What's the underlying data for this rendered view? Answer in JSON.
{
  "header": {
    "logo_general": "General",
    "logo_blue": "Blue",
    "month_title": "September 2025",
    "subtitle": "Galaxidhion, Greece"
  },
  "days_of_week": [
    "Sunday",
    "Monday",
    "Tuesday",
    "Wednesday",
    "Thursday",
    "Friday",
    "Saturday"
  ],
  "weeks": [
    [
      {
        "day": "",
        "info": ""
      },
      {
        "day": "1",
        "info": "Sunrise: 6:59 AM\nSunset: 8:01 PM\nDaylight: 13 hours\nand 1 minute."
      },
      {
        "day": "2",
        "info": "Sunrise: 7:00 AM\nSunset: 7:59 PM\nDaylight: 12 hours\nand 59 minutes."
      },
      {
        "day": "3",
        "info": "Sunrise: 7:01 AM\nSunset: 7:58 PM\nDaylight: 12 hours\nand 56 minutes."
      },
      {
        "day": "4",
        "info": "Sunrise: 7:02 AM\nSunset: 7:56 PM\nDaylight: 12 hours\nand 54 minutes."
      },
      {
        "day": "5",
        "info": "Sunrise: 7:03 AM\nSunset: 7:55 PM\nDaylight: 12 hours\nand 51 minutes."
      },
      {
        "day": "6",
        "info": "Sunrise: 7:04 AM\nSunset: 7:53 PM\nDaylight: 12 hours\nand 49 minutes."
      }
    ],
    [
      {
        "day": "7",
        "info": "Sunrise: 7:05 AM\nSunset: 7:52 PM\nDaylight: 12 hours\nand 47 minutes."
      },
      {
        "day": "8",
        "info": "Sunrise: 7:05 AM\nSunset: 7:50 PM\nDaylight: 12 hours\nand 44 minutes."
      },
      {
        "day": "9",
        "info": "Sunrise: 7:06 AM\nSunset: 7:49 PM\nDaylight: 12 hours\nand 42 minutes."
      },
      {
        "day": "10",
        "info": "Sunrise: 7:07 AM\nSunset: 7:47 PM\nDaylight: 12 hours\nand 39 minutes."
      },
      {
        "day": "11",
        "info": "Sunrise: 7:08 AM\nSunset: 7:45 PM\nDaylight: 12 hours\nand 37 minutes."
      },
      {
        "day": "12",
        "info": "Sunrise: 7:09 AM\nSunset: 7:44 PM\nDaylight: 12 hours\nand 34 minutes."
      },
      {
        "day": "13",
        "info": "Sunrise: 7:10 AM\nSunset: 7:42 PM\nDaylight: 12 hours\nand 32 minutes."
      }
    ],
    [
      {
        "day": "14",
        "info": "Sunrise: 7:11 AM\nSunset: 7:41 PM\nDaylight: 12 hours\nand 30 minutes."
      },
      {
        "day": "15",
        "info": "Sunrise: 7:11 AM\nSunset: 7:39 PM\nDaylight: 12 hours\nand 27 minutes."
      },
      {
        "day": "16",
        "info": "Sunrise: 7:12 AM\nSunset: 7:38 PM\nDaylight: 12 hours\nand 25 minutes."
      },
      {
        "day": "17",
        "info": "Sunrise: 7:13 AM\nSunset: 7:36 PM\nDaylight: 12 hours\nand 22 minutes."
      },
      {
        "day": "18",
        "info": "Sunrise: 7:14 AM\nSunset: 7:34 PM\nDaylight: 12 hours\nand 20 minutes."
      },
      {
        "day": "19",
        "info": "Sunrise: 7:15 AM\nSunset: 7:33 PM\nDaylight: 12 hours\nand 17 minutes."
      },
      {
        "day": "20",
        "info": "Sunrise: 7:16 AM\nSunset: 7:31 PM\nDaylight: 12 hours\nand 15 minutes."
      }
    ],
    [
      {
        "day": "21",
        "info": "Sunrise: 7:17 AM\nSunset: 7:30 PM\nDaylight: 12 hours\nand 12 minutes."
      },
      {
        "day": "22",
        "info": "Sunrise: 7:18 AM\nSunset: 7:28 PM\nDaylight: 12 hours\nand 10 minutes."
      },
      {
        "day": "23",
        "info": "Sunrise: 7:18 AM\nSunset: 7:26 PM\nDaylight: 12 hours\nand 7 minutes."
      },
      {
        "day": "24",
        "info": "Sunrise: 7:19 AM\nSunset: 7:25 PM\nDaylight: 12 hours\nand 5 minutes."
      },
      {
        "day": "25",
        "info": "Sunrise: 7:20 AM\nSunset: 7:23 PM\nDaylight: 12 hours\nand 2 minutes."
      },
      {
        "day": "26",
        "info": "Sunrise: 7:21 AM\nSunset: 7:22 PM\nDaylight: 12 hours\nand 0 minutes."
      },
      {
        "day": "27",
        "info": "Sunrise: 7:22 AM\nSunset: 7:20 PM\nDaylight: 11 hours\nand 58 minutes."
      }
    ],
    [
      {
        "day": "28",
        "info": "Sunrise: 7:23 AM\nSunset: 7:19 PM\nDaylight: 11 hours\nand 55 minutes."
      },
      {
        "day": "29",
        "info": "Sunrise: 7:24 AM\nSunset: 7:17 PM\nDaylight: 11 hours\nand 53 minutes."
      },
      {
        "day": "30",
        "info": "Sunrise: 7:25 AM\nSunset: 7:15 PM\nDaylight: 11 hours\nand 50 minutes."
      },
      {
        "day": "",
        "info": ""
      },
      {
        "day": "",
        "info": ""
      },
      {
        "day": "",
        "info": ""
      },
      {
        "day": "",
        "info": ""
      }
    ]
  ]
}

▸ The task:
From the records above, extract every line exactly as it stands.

▸ Response to this task:
What's the underlying data for this rendered view? Answer in JSON.
{
  "header": {
    "logo_general": "General",
    "logo_blue": "Blue",
    "month_title": "September 2025",
    "subtitle": "Galaxidhion, Greece"
  },
  "days_of_week": [
    "Sunday",
    "Monday",
    "Tuesday",
    "Wednesday",
    "Thursday",
    "Friday",
    "Saturday"
  ],
  "weeks": [
    [
      {
        "day": "",
        "info": ""
      },
      {
        "day": "1",
        "info": "Sunrise: 6:59 AM\nSunset: 8:01 PM\nDaylight: 13 hours\nand 1 minute."
      },
      {
        "day": "2",
        "info": "Sunrise: 7:00 AM\nSunset: 7:59 PM\nDaylight: 12 hours\nand 59 minutes."
      },
      {
        "day": "3",
        "info": "Sunrise: 7:01 AM\nSunset: 7:58 PM\nDaylight: 12 hours\nand 56 minutes."
      },
      {
        "day": "4",
        "info": "Sunrise: 7:02 AM\nSunset: 7:56 PM\nDaylight: 12 hours\nand 54 minutes."
      },
      {
        "day": "5",
        "info": "Sunrise: 7:03 AM\nSunset: 7:55 PM\nDaylight: 12 hours\nand 51 minutes."
      },
      {
        "day": "6",
        "info": "Sunrise: 7:04 AM\nSunset: 7:53 PM\nDaylight: 12 hours\nand 49 minutes."
      }
    ],
    [
      {
        "day": "7",
        "info": "Sunrise: 7:05 AM\nSunset: 7:52 PM\nDaylight: 12 hours\nand 47 minutes."
      },
      {
        "day": "8",
        "info": "Sunrise: 7:05 AM\nSunset: 7:50 PM\nDaylight: 12 hours\nand 44 minutes."
      },
      {
        "day": "9",
        "info": "Sunrise: 7:06 AM\nSunset: 7:49 PM\nDaylight: 12 hours\nand 42 minutes."
      },
      {
        "day": "10",
        "info": "Sunrise: 7:07 AM\nSunset: 7:47 PM\nDaylight: 12 hours\nand 39 minutes."
      },
      {
        "day": "11",
        "info": "Sunrise: 7:08 AM\nSunset: 7:45 PM\nDaylight: 12 hours\nand 37 minutes."
      },
      {
        "day": "12",
        "info": "Sunrise: 7:09 AM\nSunset: 7:44 PM\nDaylight: 12 hours\nand 34 minutes."
      },
      {
        "day": "13",
        "info": "Sunrise: 7:10 AM\nSunset: 7:42 PM\nDaylight: 12 hours\nand 32 minutes."
      }
    ],
    [
      {
        "day": "14",
        "info": "Sunrise: 7:11 AM\nSunset: 7:41 PM\nDaylight: 12 hours\nand 30 minutes."
      },
      {
        "day": "15",
        "info": "Sunrise: 7:11 AM\nSunset: 7:39 PM\nDaylight: 12 hours\nand 27 minutes."
      },
      {
        "day": "16",
        "info": "Sunrise: 7:12 AM\nSunset: 7:38 PM\nDaylight: 12 hours\nand 25 minutes."
      },
      {
        "day": "17",
        "info": "Sunrise: 7:13 AM\nSunset: 7:36 PM\nDaylight: 12 hours\nand 22 minutes."
      },
      {
        "day": "18",
        "info": "Sunrise: 7:14 AM\nSunset: 7:34 PM\nDaylight: 12 hours\nand 20 minutes."
      },
      {
        "day": "19",
        "info": "Sunrise: 7:15 AM\nSunset: 7:33 PM\nDaylight: 12 hours\nand 17 minutes."
      },
      {
        "day": "20",
        "info": "Sunrise: 7:16 AM\nSunset: 7:31 PM\nDaylight: 12 hours\nand 15 minutes."
      }
    ],
    [
      {
        "day": "21",
        "info": "Sunrise: 7:17 AM\nSunset: 7:30 PM\nDaylight: 12 hours\nand 12 minutes."
      },
      {
        "day": "22",
        "info": "Sunrise: 7:18 AM\nSunset: 7:28 PM\nDaylight: 12 hours\nand 10 minutes."
      },
      {
        "day": "23",
        "info": "Sunrise: 7:18 AM\nSunset: 7:26 PM\nDaylight: 12 hours\nand 7 minutes."
      },
      {
        "day": "24",
        "info": "Sunrise: 7:19 AM\nSunset: 7:25 PM\nDaylight: 12 hours\nand 5 minutes."
      },
      {
        "day": "25",
        "info": "Sunrise: 7:20 AM\nSunset: 7:23 PM\nDaylight: 12 hours\nand 2 minutes."
      },
      {
        "day": "26",
        "info": "Sunrise: 7:21 AM\nSunset: 7:22 PM\nDaylight: 12 hours\nand 0 minutes."
      },
      {
        "day": "27",
        "info": "Sunrise: 7:22 AM\nSunset: 7:20 PM\nDaylight: 11 hours\nand 58 minutes."
      }
    ],
    [
      {
        "day": "28",
        "info": "Sunrise: 7:23 AM\nSunset: 7:19 PM\nDaylight: 11 hours\nand 55 minutes."
      },
      {
        "day": "29",
        "info": "Sunrise: 7:24 AM\nSunset: 7:17 PM\nDaylight: 11 hours\nand 53 minutes."
      },
      {
        "day": "30",
        "info": "Sunrise: 7:25 AM\nSunset: 7:15 PM\nDaylight: 11 hours\nand 50 minutes."
      },
      {
        "day": "",
        "info": ""
      },
      {
        "day": "",
        "info": ""
      },
      {
        "day": "",
        "info": ""
      },
      {
        "day": "",
        "info": ""
      }
    ]
  ]
}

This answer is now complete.